A number of people are predicting that the “teapot” saga will harm National on election day.
It’s impossible to tell whether these predictions have any merit A series of polls have been released in the last day indicating that support for National is largely steady, while NZ First seems to be on the rise. Support for Labour appears to be hovering in the late 20s, which is probably a sign that all the media focus on the PM has taken some of the attention off Phil Goff and his party.
One thing to remember with all these polls is that they are not an instant snapshot, and that polling takes place over a number of days. The Herald DigiPoll, for example, was taken from last Thursday to this Wednesday. Much of the polling took place before details about what John Key and John Banks might have spoken about became public, and before Key’s ham-fisted efforts to shut the story down became front-page news.
In summary, then, we can't yet predict how these events might influence the final outcome.
But even if National manages to escape its poor handling of this matter and form the next government, that does not mean the party or John Key are unharmed. John Key’s relationship with the media may have been irreparably damaged, and he will no longer be regarded by many journalists as a “good guy” or a decent bloke.

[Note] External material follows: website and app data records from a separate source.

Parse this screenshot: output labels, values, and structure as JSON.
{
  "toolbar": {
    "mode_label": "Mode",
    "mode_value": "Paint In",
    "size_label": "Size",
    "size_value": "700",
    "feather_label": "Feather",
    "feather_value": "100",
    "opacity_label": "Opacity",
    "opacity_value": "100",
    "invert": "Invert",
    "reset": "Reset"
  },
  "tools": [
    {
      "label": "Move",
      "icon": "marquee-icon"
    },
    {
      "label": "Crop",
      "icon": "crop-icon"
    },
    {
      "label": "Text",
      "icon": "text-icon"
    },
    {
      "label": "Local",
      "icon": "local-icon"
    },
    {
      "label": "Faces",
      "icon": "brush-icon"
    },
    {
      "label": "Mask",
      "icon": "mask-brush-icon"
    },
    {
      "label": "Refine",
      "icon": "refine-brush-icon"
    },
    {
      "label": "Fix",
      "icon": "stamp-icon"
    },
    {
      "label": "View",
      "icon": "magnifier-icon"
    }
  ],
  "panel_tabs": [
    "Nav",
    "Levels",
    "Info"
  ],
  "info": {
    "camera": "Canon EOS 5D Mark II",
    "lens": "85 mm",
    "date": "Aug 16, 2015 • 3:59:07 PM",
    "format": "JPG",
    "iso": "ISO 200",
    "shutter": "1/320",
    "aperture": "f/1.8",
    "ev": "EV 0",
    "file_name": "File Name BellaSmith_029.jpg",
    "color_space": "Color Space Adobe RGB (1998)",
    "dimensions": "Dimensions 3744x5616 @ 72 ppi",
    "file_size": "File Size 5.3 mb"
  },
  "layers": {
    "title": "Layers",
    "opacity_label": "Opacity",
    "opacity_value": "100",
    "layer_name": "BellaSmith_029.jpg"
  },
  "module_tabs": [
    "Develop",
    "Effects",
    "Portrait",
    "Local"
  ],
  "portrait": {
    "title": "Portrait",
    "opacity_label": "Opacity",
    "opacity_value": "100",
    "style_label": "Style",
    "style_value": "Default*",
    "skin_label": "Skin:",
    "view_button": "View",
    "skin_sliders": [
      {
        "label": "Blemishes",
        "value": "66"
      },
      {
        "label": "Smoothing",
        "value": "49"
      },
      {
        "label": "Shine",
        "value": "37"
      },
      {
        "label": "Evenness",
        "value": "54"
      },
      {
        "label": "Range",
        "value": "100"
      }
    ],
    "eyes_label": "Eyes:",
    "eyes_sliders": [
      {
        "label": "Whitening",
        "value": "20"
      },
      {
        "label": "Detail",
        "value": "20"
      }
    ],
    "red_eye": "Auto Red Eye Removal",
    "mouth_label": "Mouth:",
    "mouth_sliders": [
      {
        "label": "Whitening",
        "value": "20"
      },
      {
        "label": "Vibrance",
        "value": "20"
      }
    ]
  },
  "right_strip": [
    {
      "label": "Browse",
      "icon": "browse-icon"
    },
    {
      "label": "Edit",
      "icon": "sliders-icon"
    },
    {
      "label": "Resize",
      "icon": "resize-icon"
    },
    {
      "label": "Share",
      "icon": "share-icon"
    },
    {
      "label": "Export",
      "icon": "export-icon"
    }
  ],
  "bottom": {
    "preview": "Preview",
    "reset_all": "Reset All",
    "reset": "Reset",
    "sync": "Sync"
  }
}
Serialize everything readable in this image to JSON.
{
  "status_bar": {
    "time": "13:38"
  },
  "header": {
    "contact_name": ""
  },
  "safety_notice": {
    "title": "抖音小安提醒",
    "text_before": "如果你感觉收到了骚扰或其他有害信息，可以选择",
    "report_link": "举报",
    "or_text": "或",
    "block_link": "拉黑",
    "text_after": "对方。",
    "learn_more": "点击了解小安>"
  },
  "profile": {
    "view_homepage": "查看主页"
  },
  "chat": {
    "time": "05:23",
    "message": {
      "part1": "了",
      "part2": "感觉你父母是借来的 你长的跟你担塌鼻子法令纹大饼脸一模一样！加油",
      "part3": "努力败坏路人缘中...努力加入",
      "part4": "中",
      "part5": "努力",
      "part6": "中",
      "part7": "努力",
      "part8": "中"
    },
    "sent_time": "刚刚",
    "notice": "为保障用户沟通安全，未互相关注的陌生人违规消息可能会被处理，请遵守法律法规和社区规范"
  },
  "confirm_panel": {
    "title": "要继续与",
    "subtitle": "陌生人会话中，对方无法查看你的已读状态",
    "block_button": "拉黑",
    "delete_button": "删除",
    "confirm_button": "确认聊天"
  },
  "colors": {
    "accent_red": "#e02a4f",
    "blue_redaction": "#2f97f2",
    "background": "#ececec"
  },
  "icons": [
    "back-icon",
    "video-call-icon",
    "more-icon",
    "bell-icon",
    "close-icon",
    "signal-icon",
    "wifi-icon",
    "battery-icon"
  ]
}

John Key may regret his decision to get the police involved in a political matter, over something that has nothing to do with any moral principle. We may bitch and moan about the news media’s obsession with celebrity stories and fluff pieces, but if you want to get journalists really pissed off the thing to do is use heavy-handed tactics to prevent them doing their job.